### Work item
Pull every line that holds the word "Date" from the entries.

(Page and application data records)
★ ★ ★ ★

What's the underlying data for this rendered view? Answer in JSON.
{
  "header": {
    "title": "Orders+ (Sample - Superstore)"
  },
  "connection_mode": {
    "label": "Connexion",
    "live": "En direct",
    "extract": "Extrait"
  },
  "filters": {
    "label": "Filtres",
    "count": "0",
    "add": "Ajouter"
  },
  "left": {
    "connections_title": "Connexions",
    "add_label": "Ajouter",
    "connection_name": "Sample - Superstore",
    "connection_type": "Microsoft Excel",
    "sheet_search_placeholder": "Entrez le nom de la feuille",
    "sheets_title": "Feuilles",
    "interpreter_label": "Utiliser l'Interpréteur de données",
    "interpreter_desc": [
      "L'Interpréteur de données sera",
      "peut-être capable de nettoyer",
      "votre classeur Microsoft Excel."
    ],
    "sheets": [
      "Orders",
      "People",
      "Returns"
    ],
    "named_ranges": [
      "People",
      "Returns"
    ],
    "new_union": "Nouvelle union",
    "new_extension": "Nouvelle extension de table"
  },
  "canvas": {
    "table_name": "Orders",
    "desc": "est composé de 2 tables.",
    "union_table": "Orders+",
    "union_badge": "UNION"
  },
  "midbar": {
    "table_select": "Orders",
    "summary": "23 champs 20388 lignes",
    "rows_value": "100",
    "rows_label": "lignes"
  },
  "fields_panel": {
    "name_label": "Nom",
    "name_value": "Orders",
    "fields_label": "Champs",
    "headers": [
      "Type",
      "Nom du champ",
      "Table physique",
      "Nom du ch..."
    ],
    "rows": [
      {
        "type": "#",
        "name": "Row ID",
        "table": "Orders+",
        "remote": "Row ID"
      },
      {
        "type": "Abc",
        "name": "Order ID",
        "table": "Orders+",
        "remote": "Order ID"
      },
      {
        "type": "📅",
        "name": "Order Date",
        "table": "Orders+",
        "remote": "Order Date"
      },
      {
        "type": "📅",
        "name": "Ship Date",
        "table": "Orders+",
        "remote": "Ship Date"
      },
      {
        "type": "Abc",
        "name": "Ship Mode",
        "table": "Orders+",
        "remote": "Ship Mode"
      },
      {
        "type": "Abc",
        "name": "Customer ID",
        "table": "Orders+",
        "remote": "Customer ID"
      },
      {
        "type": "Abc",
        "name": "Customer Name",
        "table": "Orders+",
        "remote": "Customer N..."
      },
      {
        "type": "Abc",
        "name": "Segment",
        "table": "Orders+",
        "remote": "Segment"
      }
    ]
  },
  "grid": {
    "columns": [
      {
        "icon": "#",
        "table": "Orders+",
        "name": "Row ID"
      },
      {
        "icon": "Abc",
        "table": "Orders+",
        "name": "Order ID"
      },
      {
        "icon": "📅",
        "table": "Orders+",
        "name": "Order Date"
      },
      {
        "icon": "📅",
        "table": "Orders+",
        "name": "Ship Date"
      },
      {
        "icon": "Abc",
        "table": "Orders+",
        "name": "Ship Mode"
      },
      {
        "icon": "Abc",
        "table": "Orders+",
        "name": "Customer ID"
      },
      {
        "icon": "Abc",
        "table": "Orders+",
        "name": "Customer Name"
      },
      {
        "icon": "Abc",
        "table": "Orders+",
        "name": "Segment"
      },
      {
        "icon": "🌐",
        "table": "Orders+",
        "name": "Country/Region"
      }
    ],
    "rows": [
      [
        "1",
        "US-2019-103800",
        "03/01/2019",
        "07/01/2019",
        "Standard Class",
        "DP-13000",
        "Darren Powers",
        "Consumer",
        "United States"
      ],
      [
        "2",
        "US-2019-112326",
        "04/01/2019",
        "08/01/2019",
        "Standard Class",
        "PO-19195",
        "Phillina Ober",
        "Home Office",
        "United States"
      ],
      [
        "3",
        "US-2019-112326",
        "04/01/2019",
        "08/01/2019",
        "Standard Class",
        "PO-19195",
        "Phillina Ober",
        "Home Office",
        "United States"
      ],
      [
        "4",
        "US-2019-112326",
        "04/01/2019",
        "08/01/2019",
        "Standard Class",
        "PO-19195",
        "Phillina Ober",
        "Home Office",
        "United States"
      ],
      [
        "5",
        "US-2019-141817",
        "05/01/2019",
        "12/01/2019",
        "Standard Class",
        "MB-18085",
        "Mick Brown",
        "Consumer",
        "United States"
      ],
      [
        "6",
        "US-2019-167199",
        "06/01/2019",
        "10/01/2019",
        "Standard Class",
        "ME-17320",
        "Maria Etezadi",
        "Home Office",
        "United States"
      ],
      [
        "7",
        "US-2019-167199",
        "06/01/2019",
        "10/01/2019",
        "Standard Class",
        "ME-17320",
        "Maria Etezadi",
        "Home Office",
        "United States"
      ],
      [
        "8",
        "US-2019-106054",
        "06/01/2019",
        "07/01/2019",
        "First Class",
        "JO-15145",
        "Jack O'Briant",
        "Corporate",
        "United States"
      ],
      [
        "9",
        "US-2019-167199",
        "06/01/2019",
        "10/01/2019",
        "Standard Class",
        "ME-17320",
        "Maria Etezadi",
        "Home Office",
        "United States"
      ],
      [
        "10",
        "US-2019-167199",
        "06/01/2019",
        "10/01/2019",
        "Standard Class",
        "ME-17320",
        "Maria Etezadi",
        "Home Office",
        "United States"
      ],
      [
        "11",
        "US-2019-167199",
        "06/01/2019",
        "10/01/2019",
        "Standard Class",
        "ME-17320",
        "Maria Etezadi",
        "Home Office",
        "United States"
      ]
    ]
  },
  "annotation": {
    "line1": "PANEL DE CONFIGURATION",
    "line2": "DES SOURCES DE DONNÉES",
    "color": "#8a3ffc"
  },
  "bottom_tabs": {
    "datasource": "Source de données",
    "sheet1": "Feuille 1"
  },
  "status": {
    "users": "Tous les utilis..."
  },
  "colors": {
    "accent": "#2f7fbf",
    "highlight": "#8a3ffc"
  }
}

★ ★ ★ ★

### Result
        "name": "Order Date",
        "remote": "Order Date"
        "name": "Ship Date",
        "remote": "Ship Date"
        "name": "Order Date"
        "name": "Ship Date"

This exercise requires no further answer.